All records should be reproduced verbatim.

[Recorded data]
- - -
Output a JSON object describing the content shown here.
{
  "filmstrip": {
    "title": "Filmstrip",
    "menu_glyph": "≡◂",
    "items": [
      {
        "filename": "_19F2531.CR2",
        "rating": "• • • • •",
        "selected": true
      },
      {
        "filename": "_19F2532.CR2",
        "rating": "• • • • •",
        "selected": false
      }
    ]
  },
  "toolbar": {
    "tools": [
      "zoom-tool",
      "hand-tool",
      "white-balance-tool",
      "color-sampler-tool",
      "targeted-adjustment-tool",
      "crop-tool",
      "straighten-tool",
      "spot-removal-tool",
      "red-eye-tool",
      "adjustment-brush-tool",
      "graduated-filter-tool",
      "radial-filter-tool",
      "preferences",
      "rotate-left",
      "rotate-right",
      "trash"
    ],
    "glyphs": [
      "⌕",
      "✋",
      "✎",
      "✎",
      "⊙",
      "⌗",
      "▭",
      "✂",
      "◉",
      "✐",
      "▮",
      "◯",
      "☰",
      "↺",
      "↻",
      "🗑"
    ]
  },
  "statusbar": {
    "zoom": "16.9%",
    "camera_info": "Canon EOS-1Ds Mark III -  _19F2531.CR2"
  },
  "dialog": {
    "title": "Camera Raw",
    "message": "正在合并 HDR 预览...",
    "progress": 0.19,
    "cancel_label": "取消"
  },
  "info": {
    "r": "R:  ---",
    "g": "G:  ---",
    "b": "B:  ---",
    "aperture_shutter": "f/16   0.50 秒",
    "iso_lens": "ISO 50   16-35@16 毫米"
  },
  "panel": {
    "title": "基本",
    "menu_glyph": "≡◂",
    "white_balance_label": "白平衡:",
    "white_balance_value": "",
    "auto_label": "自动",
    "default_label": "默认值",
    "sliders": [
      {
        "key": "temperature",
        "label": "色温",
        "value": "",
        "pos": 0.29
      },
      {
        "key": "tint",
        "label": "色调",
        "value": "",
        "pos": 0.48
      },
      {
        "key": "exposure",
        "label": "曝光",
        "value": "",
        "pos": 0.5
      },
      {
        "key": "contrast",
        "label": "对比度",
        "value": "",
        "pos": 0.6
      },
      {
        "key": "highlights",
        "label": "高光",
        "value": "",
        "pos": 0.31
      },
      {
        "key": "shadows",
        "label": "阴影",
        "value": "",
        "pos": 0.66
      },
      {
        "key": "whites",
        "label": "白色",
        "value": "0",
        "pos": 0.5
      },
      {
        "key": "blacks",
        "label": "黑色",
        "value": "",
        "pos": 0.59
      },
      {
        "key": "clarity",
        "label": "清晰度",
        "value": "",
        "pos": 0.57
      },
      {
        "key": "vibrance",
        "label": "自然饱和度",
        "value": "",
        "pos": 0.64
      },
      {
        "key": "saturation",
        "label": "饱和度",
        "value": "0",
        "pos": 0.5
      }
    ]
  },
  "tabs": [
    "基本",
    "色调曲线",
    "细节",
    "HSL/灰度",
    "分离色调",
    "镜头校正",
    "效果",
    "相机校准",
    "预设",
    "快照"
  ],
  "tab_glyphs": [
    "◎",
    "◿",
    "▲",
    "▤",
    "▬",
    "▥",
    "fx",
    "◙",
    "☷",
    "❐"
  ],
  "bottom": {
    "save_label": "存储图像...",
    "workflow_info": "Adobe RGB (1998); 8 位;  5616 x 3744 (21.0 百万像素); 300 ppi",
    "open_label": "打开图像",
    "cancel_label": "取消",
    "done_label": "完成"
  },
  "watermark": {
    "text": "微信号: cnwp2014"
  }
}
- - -
**TASK RESPONSE:**
Output a JSON object describing the content shown here.
{
  "filmstrip": {
    "title": "Filmstrip",
    "menu_glyph": "≡◂",
    "items": [
      {
        "filename": "_19F2531.CR2",
        "rating": "• • • • •",
        "selected": true
      },
      {
        "filename": "_19F2532.CR2",
        "rating": "• • • • •",
        "selected": false
      }
    ]
  },
  "toolbar": {
    "tools": [
      "zoom-tool",
      "hand-tool",
      "white-balance-tool",
      "color-sampler-tool",
      "targeted-adjustment-tool",
      "crop-tool",
      "straighten-tool",
      "spot-removal-tool",
      "red-eye-tool",
      "adjustment-brush-tool",
      "graduated-filter-tool",
      "radial-filter-tool",
      "preferences",
      "rotate-left",
      "rotate-right",
      "trash"
    ],
    "glyphs": [
      "⌕",
      "✋",
      "✎",
      "✎",
      "⊙",
      "⌗",
      "▭",
      "✂",
      "◉",
      "✐",
      "▮",
      "◯",
      "☰",
      "↺",
      "↻",
      "🗑"
    ]
  },
  "statusbar": {
    "zoom": "16.9%",
    "camera_info": "Canon EOS-1Ds Mark III -  _19F2531.CR2"
  },
  "dialog": {
    "title": "Camera Raw",
    "message": "正在合并 HDR 预览...",
    "progress": 0.19,
    "cancel_label": "取消"
  },
  "info": {
    "r": "R:  ---",
    "g": "G:  ---",
    "b": "B:  ---",
    "aperture_shutter": "f/16   0.50 秒",
    "iso_lens": "ISO 50   16-35@16 毫米"
  },
  "panel": {
    "title": "基本",
    "menu_glyph": "≡◂",
    "white_balance_label": "白平衡:",
    "white_balance_value": "",
    "auto_label": "自动",
    "default_label": "默认值",
    "sliders": [
      {
        "key": "temperature",
        "label": "色温",
        "value": "",
        "pos": 0.29
      },
      {
        "key": "tint",
        "label": "色调",
        "value": "",
        "pos": 0.48
      },
      {
        "key": "exposure",
        "label": "曝光",
        "value": "",
        "pos": 0.5
      },
      {
        "key": "contrast",
        "label": "对比度",
        "value": "",
        "pos": 0.6
      },
      {
        "key": "highlights",
        "label": "高光",
        "value": "",
        "pos": 0.31
      },
      {
        "key": "shadows",
        "label": "阴影",
        "value": "",
        "pos": 0.66
      },
      {
        "key": "whites",
        "label": "白色",
        "value": "0",
        "pos": 0.5
      },
      {
        "key": "blacks",
        "label": "黑色",
        "value": "",
        "pos": 0.59
      },
      {
        "key": "clarity",
        "label": "清晰度",
        "value": "",
        "pos": 0.57
      },
      {
        "key": "vibrance",
        "label": "自然饱和度",
        "value": "",
        "pos": 0.64
      },
      {
        "key": "saturation",
        "label": "饱和度",
        "value": "0",
        "pos": 0.5
      }
    ]
  },
  "tabs": [
    "基本",
    "色调曲线",
    "细节",
    "HSL/灰度",
    "分离色调",
    "镜头校正",
    "效果",
    "相机校准",
    "预设",
    "快照"
  ],
  "tab_glyphs": [
    "◎",
    "◿",
    "▲",
    "▤",
    "▬",
    "▥",
    "fx",
    "◙",
    "☷",
    "❐"
  ],
  "bottom": {
    "save_label": "存储图像...",
    "workflow_info": "Adobe RGB (1998); 8 位;  5616 x 3744 (21.0 百万像素); 300 ppi",
    "open_label": "打开图像",
    "cancel_label": "取消",
    "done_label": "完成"
  },
  "watermark": {
    "text": "微信号: cnwp2014"
  }
}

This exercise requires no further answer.